Start of Block

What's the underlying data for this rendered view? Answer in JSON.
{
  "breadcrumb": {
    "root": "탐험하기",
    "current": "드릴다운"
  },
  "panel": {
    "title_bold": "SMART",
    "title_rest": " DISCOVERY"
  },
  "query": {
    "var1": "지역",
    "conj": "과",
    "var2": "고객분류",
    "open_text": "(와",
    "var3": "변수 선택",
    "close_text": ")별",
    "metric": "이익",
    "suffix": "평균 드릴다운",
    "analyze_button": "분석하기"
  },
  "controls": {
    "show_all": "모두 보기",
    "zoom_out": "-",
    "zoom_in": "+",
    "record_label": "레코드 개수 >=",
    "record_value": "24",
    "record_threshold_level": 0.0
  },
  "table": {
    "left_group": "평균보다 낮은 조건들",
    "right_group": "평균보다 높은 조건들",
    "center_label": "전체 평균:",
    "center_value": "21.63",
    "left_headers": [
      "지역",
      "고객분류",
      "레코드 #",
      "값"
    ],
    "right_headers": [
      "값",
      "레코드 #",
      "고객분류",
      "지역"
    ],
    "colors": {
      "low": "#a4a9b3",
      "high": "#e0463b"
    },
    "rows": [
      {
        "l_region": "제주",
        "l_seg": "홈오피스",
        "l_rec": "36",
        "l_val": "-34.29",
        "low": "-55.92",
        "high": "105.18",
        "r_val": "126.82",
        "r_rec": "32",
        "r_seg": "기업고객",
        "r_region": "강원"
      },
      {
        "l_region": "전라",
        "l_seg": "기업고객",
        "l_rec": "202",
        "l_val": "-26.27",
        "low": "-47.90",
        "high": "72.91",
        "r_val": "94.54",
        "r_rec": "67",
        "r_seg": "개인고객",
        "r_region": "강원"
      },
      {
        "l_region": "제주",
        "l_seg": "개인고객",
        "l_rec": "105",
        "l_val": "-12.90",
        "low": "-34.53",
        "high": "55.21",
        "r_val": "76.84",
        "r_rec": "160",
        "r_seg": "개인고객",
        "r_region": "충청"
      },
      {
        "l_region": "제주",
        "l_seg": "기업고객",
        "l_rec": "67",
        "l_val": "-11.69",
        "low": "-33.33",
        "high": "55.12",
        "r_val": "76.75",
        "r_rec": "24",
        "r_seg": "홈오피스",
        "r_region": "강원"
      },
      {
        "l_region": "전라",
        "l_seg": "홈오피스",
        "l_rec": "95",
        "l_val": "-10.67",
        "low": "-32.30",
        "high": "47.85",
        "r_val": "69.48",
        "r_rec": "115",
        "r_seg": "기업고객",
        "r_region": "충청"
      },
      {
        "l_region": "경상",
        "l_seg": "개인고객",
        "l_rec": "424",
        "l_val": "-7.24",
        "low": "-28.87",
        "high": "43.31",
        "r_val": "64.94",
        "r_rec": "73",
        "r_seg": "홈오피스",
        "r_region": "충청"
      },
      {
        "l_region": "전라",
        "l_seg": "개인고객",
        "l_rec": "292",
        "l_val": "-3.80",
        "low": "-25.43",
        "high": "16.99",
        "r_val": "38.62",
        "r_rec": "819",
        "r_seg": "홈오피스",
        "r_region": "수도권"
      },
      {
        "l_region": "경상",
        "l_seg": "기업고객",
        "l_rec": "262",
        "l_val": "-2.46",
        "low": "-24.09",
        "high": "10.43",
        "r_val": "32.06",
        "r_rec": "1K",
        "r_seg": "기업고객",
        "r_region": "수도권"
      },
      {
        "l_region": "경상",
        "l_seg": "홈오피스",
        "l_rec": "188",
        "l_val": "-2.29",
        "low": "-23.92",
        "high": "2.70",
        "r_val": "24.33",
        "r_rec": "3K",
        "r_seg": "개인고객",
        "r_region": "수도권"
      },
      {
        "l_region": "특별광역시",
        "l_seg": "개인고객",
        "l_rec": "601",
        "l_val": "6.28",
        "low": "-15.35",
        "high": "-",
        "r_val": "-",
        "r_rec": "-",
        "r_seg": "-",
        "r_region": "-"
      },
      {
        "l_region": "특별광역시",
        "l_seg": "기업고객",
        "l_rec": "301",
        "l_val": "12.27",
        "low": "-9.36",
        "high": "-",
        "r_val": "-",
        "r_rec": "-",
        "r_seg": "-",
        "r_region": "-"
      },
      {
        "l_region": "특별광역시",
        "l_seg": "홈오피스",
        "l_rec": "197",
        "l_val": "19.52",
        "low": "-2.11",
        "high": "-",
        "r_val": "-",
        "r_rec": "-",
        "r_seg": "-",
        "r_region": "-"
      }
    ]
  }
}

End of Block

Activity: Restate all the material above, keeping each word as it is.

Reply:
What's the underlying data for this rendered view? Answer in JSON.
{
  "breadcrumb": {
    "root": "탐험하기",
    "current": "드릴다운"
  },
  "panel": {
    "title_bold": "SMART",
    "title_rest": " DISCOVERY"
  },
  "query": {
    "var1": "지역",
    "conj": "과",
    "var2": "고객분류",
    "open_text": "(와",
    "var3": "변수 선택",
    "close_text": ")별",
    "metric": "이익",
    "suffix": "평균 드릴다운",
    "analyze_button": "분석하기"
  },
  "controls": {
    "show_all": "모두 보기",
    "zoom_out": "-",
    "zoom_in": "+",
    "record_label": "레코드 개수 >=",
    "record_value": "24",
    "record_threshold_level": 0.0
  },
  "table": {
    "left_group": "평균보다 낮은 조건들",
    "right_group": "평균보다 높은 조건들",
    "center_label": "전체 평균:",
    "center_value": "21.63",
    "left_headers": [
      "지역",
      "고객분류",
      "레코드 #",
      "값"
    ],
    "right_headers": [
      "값",
      "레코드 #",
      "고객분류",
      "지역"
    ],
    "colors": {
      "low": "#a4a9b3",
      "high": "#e0463b"
    },
    "rows": [
      {
        "l_region": "제주",
        "l_seg": "홈오피스",
        "l_rec": "36",
        "l_val": "-34.29",
        "low": "-55.92",
        "high": "105.18",
        "r_val": "126.82",
        "r_rec": "32",
        "r_seg": "기업고객",
        "r_region": "강원"
      },
      {
        "l_region": "전라",
        "l_seg": "기업고객",
        "l_rec": "202",
        "l_val": "-26.27",
        "low": "-47.90",
        "high": "72.91",
        "r_val": "94.54",
        "r_rec": "67",
        "r_seg": "개인고객",
        "r_region": "강원"
      },
      {
        "l_region": "제주",
        "l_seg": "개인고객",
        "l_rec": "105",
        "l_val": "-12.90",
        "low": "-34.53",
        "high": "55.21",
        "r_val": "76.84",
        "r_rec": "160",
        "r_seg": "개인고객",
        "r_region": "충청"
      },
      {
        "l_region": "제주",
        "l_seg": "기업고객",
        "l_rec": "67",
        "l_val": "-11.69",
        "low": "-33.33",
        "high": "55.12",
        "r_val": "76.75",
        "r_rec": "24",
        "r_seg": "홈오피스",
        "r_region": "강원"
      },
      {
        "l_region": "전라",
        "l_seg": "홈오피스",
        "l_rec": "95",
        "l_val": "-10.67",
        "low": "-32.30",
        "high": "47.85",
        "r_val": "69.48",
        "r_rec": "115",
        "r_seg": "기업고객",
        "r_region": "충청"
      },
      {
        "l_region": "경상",
        "l_seg": "개인고객",
        "l_rec": "424",
        "l_val": "-7.24",
        "low": "-28.87",
        "high": "43.31",
        "r_val": "64.94",
        "r_rec": "73",
        "r_seg": "홈오피스",
        "r_region": "충청"
      },
      {
        "l_region": "전라",
        "l_seg": "개인고객",
        "l_rec": "292",
        "l_val": "-3.80",
        "low": "-25.43",
        "high": "16.99",
        "r_val": "38.62",
        "r_rec": "819",
        "r_seg": "홈오피스",
        "r_region": "수도권"
      },
      {
        "l_region": "경상",
        "l_seg": "기업고객",
        "l_rec": "262",
        "l_val": "-2.46",
        "low": "-24.09",
        "high": "10.43",
        "r_val": "32.06",
        "r_rec": "1K",
        "r_seg": "기업고객",
        "r_region": "수도권"
      },
      {
        "l_region": "경상",
        "l_seg": "홈오피스",
        "l_rec": "188",
        "l_val": "-2.29",
        "low": "-23.92",
        "high": "2.70",
        "r_val": "24.33",
        "r_rec": "3K",
        "r_seg": "개인고객",
        "r_region": "수도권"
      },
      {
        "l_region": "특별광역시",
        "l_seg": "개인고객",
        "l_rec": "601",
        "l_val": "6.28",
        "low": "-15.35",
        "high": "-",
        "r_val": "-",
        "r_rec": "-",
        "r_seg": "-",
        "r_region": "-"
      },
      {
        "l_region": "특별광역시",
        "l_seg": "기업고객",
        "l_rec": "301",
        "l_val": "12.27",
        "low": "-9.36",
        "high": "-",
        "r_val": "-",
        "r_rec": "-",
        "r_seg": "-",
        "r_region": "-"
      },
      {
        "l_region": "특별광역시",
        "l_seg": "홈오피스",
        "l_rec": "197",
        "l_val": "19.52",
        "low": "-2.11",
        "high": "-",
        "r_val": "-",
        "r_rec": "-",
        "r_seg": "-",
        "r_region": "-"
      }
    ]
  }
}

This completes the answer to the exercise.